*** Opening WORKING DATA ***

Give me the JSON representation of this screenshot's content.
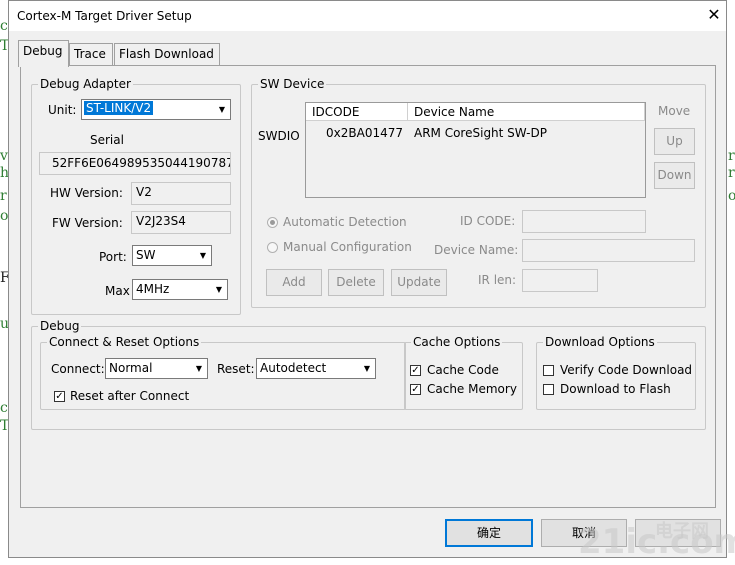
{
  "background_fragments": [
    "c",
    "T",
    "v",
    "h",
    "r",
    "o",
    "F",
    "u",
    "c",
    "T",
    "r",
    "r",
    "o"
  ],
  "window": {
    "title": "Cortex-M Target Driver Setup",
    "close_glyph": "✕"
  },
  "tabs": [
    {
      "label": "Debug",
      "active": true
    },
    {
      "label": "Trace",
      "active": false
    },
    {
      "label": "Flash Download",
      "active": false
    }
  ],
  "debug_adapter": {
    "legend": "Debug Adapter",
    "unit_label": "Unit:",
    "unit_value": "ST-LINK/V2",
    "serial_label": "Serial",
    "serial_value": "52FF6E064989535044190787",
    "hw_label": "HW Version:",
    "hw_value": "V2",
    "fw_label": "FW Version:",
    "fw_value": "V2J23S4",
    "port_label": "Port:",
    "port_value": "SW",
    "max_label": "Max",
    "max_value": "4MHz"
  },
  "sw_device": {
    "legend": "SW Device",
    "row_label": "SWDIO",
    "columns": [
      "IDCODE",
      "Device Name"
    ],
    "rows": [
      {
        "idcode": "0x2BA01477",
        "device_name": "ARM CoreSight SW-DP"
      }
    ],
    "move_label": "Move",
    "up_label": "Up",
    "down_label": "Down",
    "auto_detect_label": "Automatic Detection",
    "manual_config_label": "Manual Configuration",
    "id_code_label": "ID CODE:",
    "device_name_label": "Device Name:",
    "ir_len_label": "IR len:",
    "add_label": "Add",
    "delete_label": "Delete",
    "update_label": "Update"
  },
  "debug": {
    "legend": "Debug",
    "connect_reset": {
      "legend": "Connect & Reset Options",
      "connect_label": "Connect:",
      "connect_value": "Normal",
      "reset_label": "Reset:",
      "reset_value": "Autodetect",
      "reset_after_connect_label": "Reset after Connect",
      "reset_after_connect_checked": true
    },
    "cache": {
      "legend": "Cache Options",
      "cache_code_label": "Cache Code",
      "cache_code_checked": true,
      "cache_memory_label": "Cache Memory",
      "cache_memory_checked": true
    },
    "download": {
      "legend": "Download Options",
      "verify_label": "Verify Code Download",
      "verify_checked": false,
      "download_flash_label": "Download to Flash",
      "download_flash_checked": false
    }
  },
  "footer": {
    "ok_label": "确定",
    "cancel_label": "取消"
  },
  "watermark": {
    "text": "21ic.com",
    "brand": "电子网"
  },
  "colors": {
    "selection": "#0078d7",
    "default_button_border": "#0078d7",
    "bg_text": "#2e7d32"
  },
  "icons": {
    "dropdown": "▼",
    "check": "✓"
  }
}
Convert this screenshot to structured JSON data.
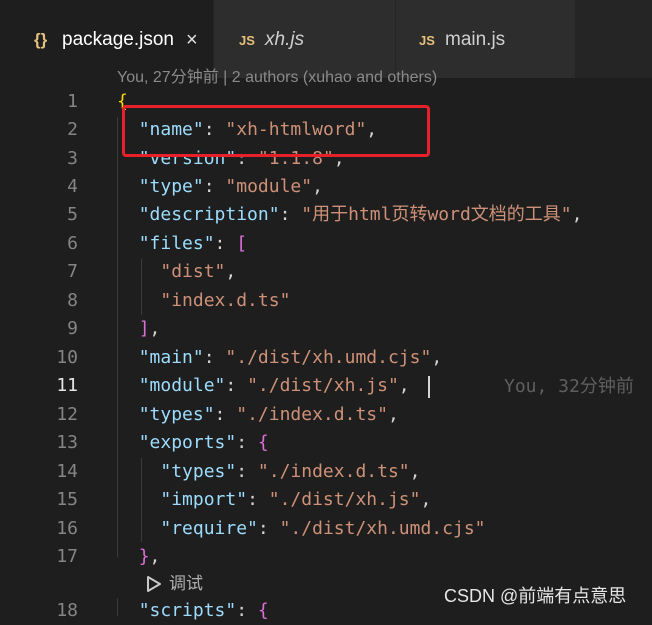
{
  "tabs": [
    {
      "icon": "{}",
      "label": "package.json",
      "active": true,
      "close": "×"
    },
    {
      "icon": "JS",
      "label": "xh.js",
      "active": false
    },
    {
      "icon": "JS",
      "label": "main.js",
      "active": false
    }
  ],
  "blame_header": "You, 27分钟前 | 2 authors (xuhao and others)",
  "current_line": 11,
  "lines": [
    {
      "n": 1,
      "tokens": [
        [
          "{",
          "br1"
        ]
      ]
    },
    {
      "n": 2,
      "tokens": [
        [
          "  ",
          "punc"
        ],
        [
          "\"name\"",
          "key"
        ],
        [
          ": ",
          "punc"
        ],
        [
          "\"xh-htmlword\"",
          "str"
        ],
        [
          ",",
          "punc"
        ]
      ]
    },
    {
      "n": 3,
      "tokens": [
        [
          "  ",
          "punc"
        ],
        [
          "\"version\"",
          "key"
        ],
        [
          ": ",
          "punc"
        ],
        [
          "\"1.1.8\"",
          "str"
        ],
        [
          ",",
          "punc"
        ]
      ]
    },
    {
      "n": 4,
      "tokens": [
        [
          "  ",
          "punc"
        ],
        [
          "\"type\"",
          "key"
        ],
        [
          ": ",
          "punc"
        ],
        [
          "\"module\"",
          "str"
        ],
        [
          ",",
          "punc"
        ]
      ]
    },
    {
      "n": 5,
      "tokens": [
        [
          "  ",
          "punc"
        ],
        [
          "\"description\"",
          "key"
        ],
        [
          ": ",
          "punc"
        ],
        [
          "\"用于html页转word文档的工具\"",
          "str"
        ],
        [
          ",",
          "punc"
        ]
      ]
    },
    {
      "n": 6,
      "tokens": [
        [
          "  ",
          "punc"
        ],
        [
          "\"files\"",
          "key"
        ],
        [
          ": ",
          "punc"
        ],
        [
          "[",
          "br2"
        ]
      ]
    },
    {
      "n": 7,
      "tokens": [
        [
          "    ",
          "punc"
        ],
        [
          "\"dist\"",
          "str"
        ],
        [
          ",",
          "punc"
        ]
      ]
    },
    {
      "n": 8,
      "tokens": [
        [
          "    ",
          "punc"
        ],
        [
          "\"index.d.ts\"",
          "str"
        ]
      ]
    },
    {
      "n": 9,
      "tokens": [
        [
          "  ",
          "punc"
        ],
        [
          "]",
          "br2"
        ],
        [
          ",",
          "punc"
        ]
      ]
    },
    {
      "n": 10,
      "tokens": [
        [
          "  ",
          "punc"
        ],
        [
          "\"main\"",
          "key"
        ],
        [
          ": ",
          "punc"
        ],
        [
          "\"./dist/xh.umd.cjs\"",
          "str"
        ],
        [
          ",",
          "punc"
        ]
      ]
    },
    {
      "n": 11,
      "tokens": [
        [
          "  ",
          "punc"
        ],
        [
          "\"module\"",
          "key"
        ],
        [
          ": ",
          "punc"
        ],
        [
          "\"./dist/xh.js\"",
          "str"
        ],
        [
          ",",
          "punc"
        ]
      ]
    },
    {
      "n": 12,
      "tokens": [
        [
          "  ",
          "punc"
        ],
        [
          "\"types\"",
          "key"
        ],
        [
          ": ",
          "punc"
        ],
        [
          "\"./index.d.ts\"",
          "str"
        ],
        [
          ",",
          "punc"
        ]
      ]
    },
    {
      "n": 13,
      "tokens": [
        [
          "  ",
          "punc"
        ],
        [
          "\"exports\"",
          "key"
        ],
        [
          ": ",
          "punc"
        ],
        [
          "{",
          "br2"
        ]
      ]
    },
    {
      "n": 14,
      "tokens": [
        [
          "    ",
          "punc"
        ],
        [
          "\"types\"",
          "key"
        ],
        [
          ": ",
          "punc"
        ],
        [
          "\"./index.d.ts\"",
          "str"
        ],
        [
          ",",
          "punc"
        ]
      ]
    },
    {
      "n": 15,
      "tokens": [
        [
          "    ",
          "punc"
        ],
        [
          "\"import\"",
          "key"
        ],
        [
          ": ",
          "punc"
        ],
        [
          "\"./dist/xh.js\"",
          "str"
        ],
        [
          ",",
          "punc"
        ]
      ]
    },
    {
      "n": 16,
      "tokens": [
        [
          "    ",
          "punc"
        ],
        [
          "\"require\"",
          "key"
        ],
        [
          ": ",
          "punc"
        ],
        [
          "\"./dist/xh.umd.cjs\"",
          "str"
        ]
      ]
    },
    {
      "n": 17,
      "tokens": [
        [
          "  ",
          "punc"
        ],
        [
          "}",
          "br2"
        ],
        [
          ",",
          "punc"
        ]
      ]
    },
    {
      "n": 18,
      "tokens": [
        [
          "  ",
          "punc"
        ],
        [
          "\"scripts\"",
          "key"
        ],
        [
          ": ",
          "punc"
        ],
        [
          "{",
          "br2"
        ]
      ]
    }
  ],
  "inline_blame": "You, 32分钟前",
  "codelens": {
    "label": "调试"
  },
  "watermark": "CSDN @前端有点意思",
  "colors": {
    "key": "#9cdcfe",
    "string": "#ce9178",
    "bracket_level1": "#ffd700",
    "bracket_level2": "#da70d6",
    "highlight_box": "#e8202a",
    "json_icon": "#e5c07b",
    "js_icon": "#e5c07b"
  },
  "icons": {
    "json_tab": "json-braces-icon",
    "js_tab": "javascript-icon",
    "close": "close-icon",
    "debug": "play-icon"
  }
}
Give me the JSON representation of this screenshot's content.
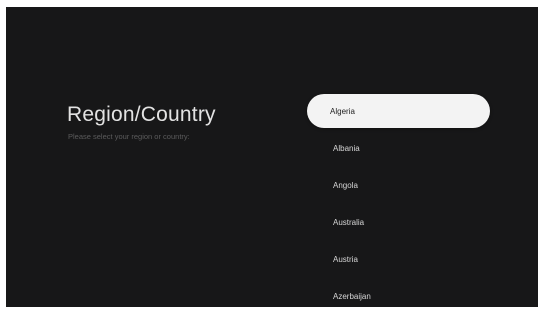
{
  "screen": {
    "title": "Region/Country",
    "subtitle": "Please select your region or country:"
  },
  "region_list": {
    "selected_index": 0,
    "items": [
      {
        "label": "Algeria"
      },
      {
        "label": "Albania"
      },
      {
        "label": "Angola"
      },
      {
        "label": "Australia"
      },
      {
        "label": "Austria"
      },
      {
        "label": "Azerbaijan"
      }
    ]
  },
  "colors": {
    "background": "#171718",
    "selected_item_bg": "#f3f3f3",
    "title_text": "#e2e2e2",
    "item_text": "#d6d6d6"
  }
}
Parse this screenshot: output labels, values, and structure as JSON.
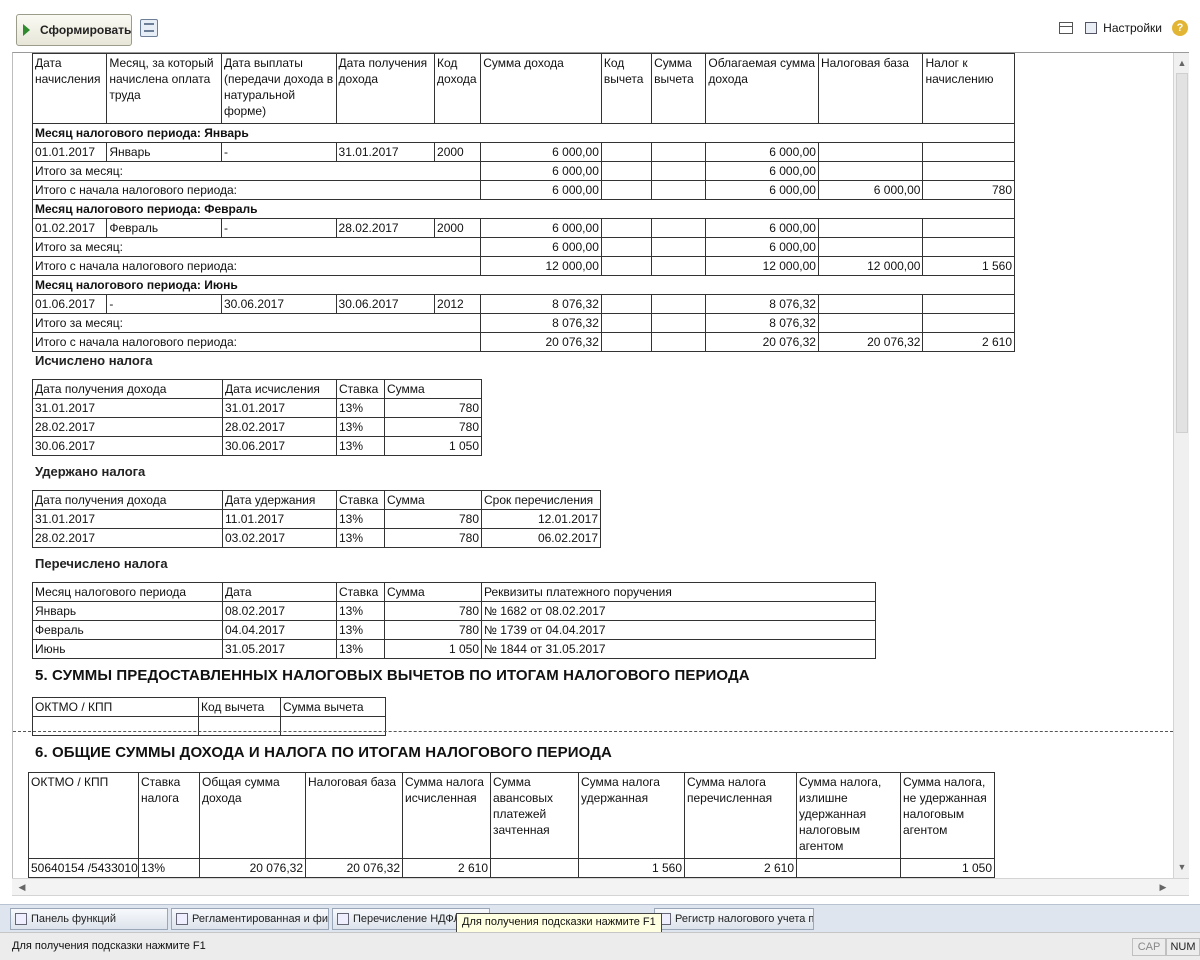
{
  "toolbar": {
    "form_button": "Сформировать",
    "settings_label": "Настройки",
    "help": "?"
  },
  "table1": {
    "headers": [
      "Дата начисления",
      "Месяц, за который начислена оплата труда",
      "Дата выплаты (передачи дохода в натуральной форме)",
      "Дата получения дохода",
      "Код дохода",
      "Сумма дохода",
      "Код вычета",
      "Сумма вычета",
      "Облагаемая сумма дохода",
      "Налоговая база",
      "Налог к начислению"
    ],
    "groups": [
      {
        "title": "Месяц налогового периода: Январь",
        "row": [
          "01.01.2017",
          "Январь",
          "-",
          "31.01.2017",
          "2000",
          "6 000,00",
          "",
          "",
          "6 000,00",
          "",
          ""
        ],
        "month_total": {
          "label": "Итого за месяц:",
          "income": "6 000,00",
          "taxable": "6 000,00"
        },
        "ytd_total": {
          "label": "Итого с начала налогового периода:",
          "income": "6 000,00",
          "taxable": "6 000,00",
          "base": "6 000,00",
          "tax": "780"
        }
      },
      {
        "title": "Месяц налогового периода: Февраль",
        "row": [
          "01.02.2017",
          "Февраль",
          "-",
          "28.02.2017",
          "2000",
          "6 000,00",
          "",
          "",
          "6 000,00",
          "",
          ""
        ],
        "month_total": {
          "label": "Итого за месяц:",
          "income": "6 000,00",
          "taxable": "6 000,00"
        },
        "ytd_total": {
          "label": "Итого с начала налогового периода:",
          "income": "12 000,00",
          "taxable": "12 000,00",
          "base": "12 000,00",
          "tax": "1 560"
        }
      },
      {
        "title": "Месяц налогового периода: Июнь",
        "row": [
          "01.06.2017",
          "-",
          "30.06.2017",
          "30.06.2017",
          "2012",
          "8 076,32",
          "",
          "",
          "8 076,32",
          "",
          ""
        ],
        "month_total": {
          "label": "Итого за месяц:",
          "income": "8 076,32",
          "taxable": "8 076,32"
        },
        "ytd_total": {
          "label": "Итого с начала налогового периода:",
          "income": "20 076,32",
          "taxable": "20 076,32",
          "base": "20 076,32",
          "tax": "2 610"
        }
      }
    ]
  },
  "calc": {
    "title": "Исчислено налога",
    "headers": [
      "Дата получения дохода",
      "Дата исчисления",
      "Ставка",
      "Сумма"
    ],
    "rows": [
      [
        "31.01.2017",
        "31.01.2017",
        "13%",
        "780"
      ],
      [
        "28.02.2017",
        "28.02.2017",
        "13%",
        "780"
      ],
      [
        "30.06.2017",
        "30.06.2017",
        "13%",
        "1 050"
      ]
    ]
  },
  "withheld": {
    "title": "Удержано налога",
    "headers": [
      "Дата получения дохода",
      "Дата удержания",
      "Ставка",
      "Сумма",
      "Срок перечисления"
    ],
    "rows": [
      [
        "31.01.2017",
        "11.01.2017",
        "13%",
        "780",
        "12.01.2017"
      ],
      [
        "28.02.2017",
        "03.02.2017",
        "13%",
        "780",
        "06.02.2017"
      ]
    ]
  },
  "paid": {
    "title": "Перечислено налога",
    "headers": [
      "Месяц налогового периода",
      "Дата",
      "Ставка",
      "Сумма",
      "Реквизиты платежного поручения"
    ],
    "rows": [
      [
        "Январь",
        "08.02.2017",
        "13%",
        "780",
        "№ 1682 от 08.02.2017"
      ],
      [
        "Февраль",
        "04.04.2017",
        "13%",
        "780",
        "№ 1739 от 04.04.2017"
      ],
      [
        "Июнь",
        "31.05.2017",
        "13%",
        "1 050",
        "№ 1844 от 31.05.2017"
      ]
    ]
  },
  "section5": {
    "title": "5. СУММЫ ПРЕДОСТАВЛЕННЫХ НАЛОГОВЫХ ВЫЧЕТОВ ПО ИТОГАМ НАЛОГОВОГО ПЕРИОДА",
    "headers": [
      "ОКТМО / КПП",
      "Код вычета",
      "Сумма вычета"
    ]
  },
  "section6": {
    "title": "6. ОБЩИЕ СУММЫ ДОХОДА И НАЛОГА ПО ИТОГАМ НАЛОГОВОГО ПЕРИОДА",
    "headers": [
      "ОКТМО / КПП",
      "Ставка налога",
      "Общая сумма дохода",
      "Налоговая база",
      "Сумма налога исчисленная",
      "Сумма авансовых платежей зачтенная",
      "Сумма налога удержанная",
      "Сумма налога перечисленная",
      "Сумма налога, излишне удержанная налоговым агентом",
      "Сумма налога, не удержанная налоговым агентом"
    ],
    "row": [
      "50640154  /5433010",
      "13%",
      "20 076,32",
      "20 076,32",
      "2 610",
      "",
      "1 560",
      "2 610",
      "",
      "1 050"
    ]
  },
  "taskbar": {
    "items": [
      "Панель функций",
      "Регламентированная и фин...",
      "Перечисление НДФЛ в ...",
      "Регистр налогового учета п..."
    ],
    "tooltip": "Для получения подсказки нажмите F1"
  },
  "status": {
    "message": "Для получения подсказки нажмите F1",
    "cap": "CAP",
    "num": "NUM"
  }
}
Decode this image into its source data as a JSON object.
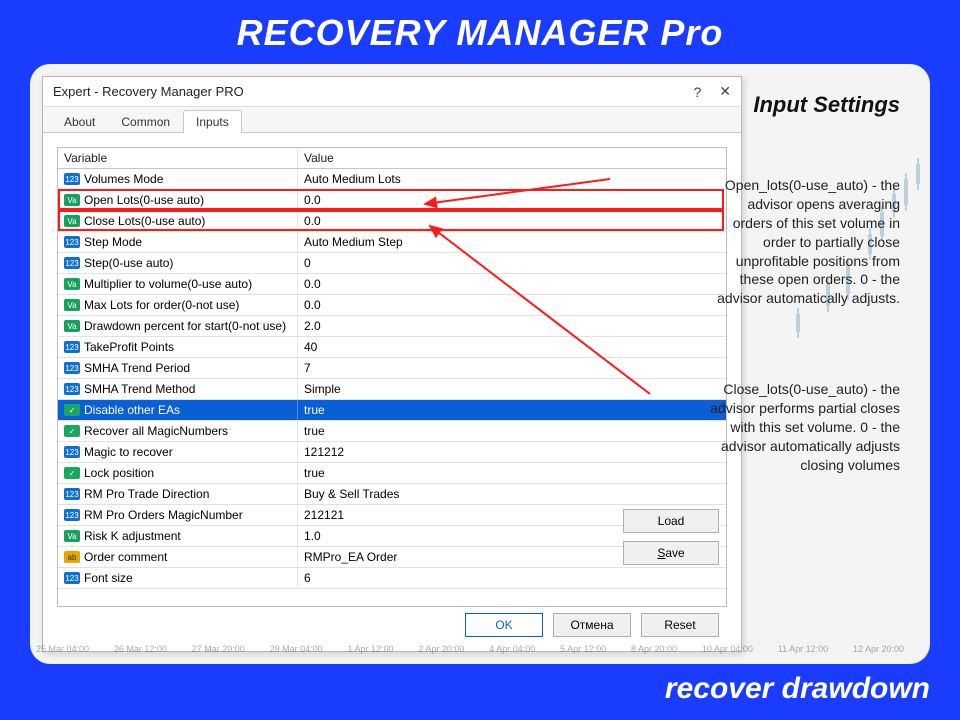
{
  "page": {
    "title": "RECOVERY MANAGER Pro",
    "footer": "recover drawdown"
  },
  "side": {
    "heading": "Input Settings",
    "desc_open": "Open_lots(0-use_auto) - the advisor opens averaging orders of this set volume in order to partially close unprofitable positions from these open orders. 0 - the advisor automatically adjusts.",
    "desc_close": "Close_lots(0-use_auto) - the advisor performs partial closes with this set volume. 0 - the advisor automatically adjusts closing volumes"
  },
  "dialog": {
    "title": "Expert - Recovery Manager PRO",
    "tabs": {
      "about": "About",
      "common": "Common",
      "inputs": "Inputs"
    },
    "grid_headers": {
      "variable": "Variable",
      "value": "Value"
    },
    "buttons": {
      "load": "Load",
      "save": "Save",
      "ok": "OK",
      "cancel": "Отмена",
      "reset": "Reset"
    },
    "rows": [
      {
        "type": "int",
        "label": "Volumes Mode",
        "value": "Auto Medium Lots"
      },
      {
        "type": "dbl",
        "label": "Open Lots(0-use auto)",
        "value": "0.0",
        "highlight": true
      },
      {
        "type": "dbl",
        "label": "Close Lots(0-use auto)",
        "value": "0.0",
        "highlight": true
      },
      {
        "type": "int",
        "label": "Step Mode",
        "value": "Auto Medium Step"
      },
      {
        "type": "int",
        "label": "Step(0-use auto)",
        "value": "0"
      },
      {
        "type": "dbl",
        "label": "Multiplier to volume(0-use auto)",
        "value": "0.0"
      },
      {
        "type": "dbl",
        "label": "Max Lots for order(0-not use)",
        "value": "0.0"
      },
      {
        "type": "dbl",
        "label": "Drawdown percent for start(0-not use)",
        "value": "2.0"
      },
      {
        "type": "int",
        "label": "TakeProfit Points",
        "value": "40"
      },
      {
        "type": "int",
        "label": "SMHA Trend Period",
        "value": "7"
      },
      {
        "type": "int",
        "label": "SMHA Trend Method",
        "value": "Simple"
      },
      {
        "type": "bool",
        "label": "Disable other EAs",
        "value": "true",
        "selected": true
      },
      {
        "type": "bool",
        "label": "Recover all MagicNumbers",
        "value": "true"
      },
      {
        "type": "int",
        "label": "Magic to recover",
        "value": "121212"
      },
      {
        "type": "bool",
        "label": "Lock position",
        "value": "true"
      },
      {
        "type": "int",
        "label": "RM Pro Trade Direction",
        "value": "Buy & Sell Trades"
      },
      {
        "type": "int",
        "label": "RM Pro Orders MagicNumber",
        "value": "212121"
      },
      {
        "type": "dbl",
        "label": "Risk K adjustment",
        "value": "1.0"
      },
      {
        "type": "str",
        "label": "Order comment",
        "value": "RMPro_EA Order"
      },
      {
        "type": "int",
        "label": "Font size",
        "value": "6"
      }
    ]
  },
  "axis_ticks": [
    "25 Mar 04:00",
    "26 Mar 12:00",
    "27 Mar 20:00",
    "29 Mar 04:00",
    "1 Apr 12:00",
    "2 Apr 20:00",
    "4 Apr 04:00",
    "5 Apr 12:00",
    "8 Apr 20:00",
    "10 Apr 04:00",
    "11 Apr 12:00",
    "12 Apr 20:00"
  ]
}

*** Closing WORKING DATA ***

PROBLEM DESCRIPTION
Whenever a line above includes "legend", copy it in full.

PROBLEM SOLUTION
    "legend": "Debug Adapter",
    "legend": "SW Device",
    "legend": "Debug",
      "legend": "Connect & Reset Options",
      "legend": "Cache Options",
      "legend": "Download Options",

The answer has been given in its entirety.